*Task goal*
Show each line of the data below in which "JSON" occurs.

[Stored items from a collection]
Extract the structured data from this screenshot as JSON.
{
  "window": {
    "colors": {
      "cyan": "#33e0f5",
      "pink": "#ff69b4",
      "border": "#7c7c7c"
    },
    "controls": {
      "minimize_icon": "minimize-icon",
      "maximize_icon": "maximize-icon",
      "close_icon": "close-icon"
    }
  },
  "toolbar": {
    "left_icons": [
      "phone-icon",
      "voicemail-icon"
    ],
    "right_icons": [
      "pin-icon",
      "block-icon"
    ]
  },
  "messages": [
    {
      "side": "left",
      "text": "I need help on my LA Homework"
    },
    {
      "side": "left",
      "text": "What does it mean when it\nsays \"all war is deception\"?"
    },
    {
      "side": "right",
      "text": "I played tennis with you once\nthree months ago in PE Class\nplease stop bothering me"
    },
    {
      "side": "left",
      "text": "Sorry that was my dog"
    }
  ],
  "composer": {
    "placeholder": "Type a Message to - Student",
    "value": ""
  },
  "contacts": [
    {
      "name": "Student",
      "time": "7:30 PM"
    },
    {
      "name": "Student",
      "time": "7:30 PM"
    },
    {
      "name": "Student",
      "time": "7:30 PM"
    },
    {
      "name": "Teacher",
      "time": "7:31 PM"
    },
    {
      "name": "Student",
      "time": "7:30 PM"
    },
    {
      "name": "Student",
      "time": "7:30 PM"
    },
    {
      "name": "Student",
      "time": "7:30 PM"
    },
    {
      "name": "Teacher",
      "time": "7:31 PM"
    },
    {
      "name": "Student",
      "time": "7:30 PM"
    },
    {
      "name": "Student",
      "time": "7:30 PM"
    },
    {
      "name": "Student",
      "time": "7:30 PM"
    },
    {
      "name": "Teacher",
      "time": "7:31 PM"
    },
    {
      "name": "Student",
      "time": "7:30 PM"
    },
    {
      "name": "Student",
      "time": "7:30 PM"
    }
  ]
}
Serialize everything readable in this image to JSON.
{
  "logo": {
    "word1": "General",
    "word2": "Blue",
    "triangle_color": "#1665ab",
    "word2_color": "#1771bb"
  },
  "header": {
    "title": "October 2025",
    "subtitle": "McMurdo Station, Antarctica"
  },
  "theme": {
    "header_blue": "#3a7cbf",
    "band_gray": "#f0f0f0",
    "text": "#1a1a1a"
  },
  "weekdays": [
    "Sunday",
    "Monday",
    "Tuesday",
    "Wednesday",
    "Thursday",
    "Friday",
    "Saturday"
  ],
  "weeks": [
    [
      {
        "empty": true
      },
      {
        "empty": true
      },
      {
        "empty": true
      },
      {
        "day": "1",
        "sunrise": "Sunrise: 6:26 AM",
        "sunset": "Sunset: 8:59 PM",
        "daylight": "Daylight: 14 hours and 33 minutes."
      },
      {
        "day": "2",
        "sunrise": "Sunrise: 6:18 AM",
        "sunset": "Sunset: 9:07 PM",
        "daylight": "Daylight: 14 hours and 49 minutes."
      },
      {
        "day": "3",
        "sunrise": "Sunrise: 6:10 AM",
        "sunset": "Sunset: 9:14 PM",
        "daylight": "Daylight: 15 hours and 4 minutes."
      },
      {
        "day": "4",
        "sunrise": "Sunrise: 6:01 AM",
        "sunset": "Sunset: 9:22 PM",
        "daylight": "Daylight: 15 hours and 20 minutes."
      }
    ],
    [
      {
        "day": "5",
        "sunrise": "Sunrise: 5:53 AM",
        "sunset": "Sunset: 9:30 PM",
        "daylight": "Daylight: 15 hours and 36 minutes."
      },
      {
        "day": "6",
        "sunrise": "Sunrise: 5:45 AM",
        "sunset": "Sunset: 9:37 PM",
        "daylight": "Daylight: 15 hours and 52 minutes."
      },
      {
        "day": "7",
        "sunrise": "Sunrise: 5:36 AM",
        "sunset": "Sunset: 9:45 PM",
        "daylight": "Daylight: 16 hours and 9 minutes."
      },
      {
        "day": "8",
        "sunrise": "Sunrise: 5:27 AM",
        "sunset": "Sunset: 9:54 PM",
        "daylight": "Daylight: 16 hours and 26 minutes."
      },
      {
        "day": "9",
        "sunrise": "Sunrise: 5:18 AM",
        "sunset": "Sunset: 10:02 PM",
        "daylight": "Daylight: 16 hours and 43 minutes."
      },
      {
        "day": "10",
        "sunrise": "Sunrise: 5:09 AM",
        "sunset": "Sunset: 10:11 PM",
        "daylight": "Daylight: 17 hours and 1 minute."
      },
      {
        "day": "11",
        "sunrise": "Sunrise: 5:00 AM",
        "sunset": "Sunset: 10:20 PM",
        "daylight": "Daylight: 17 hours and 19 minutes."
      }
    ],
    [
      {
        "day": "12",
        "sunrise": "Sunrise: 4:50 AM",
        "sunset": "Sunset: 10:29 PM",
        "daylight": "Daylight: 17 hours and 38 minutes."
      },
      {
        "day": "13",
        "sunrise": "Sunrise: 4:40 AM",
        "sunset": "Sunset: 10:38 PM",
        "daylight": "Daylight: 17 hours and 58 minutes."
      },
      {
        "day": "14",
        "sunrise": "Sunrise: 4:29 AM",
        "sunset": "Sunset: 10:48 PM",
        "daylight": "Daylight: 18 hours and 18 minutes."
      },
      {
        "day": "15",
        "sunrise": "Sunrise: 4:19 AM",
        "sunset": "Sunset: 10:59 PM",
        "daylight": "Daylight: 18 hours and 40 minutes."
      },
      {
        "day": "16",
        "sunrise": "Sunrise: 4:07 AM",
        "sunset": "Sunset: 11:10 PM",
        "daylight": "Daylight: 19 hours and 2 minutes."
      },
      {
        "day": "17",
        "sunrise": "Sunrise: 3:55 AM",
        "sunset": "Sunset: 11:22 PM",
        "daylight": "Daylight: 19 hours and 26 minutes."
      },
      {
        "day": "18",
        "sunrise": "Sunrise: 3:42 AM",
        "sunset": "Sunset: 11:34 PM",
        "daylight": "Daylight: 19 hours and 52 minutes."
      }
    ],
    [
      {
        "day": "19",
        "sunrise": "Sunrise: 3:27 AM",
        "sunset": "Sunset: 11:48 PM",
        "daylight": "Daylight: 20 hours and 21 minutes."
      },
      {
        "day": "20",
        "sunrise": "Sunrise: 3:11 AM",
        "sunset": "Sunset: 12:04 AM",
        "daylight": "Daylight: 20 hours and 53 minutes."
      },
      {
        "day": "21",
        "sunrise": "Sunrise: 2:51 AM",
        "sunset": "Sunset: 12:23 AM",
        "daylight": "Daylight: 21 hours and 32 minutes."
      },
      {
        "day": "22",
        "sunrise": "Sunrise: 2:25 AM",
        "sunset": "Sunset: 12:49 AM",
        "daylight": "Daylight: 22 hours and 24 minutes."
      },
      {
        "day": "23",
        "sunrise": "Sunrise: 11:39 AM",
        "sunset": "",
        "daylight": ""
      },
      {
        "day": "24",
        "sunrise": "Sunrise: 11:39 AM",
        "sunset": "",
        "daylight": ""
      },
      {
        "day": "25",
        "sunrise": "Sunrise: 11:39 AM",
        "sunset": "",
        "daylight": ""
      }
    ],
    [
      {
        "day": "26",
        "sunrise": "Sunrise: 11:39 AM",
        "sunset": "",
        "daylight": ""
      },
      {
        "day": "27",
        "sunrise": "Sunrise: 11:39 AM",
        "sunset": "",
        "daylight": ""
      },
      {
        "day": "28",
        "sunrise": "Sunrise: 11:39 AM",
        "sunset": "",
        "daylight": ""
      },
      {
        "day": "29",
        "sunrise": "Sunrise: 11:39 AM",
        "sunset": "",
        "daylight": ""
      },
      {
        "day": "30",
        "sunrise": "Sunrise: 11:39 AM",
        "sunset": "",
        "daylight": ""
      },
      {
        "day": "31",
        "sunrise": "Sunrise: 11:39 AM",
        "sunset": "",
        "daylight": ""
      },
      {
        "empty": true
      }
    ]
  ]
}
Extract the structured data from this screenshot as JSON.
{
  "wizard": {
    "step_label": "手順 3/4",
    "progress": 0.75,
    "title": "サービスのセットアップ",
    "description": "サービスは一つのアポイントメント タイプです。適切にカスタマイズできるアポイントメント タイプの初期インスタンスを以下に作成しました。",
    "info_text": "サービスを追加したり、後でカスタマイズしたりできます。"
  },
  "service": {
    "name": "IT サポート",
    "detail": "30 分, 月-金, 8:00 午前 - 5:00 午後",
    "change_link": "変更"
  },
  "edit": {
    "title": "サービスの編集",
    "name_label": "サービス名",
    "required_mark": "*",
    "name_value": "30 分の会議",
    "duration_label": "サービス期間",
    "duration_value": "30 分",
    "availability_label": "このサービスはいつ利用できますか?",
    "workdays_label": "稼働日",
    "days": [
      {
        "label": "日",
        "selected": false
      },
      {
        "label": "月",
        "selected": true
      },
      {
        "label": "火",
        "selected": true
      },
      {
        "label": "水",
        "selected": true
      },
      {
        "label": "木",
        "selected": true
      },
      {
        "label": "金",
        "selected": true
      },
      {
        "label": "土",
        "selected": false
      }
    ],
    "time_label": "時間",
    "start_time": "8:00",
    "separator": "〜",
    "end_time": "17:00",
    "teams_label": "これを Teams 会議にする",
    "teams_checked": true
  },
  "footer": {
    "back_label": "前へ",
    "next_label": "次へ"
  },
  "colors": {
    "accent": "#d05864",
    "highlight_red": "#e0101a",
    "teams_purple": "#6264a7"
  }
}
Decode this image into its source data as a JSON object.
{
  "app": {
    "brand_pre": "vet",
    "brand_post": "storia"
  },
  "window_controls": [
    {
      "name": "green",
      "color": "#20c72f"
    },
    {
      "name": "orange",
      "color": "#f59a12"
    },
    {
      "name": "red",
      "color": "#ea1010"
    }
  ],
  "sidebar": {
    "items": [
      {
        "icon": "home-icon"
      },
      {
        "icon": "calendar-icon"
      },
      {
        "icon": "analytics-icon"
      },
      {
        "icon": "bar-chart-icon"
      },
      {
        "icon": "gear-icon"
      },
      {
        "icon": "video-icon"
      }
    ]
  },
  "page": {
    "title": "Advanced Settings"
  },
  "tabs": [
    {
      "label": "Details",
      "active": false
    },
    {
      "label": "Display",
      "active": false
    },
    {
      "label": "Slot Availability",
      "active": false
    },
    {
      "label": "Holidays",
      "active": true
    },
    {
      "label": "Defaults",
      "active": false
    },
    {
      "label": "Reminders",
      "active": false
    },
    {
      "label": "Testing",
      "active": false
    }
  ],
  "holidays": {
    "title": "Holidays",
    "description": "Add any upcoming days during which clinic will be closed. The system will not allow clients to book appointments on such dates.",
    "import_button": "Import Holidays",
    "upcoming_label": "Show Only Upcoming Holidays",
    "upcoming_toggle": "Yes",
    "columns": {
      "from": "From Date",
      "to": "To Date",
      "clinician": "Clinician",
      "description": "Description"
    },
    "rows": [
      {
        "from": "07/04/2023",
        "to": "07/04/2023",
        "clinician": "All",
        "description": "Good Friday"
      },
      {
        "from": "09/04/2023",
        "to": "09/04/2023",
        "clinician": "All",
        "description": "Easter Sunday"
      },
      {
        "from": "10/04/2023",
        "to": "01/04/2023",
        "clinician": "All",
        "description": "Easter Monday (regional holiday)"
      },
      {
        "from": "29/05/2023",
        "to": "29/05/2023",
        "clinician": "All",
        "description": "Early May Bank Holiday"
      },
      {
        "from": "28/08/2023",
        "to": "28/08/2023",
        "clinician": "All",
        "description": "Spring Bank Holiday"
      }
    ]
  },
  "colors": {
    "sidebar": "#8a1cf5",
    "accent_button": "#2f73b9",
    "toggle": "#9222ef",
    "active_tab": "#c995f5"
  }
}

*Answer*
Extract the structured data from this screenshot as JSON.
Serialize everything readable in this image to JSON.
Extract the structured data from this screenshot as JSON.
Decode this image into its source data as a JSON object.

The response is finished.